#### Exercise:
Exactly reproduce the lines from the line that has "Enumerate this screenshot's" down to the last line of the entries, inclusive.

Data records
++++++++++++++++++++
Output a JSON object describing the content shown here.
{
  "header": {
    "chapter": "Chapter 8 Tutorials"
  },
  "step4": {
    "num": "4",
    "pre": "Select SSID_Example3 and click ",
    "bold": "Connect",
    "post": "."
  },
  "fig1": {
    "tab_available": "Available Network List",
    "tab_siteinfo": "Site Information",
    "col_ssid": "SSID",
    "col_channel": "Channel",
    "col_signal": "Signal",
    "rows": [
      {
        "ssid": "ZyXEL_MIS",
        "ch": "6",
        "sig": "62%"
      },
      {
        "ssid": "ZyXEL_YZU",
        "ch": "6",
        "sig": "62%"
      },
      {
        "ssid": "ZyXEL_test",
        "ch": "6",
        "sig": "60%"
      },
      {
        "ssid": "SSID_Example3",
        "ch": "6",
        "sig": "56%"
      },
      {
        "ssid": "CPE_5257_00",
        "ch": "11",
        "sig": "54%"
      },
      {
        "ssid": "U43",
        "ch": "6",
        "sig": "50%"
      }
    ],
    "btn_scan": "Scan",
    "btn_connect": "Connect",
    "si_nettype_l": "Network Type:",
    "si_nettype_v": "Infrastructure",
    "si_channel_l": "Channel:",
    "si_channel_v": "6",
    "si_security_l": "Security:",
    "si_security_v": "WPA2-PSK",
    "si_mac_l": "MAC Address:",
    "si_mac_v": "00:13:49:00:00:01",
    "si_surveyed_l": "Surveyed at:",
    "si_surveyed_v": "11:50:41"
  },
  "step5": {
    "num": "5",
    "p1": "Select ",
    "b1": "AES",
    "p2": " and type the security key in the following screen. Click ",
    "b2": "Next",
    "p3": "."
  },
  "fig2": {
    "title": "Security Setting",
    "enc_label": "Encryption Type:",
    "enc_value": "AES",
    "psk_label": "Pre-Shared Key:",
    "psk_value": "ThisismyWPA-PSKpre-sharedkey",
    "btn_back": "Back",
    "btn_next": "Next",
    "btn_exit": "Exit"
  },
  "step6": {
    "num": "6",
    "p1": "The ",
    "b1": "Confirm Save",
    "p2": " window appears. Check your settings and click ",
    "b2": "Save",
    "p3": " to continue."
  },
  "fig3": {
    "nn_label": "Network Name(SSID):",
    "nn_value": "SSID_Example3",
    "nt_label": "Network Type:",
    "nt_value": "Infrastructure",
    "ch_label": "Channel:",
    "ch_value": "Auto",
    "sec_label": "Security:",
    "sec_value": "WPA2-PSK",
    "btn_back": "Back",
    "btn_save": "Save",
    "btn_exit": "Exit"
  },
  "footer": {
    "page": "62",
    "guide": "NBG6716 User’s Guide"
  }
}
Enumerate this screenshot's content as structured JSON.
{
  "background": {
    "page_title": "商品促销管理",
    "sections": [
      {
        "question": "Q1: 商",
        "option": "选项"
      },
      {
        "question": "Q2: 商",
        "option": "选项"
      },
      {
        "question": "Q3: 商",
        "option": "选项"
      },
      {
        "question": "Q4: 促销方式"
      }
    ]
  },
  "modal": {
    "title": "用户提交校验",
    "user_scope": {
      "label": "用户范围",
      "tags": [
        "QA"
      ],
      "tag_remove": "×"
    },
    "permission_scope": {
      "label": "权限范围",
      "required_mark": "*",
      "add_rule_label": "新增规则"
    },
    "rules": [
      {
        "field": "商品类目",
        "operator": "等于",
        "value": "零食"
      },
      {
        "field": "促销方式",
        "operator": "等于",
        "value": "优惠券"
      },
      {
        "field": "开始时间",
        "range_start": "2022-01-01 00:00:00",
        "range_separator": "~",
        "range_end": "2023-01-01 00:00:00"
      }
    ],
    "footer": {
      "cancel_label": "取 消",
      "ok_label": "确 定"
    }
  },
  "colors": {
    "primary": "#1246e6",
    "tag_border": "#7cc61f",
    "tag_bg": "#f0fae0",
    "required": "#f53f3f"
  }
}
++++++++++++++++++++
#### Completed task:
Enumerate this screenshot's content as structured JSON.
{
  "background": {
    "page_title": "商品促销管理",
    "sections": [
      {
        "question": "Q1: 商",
        "option": "选项"
      },
      {
        "question": "Q2: 商",
        "option": "选项"
      },
      {
        "question": "Q3: 商",
        "option": "选项"
      },
      {
        "question": "Q4: 促销方式"
      }
    ]
  },
  "modal": {
    "title": "用户提交校验",
    "user_scope": {
      "label": "用户范围",
      "tags": [
        "QA"
      ],
      "tag_remove": "×"
    },
    "permission_scope": {
      "label": "权限范围",
      "required_mark": "*",
      "add_rule_label": "新增规则"
    },
    "rules": [
      {
        "field": "商品类目",
        "operator": "等于",
        "value": "零食"
      },
      {
        "field": "促销方式",
        "operator": "等于",
        "value": "优惠券"
      },
      {
        "field": "开始时间",
        "range_start": "2022-01-01 00:00:00",
        "range_separator": "~",
        "range_end": "2023-01-01 00:00:00"
      }
    ],
    "footer": {
      "cancel_label": "取 消",
      "ok_label": "确 定"
    }
  },
  "colors": {
    "primary": "#1246e6",
    "tag_border": "#7cc61f",
    "tag_bg": "#f0fae0",
    "required": "#f53f3f"
  }
}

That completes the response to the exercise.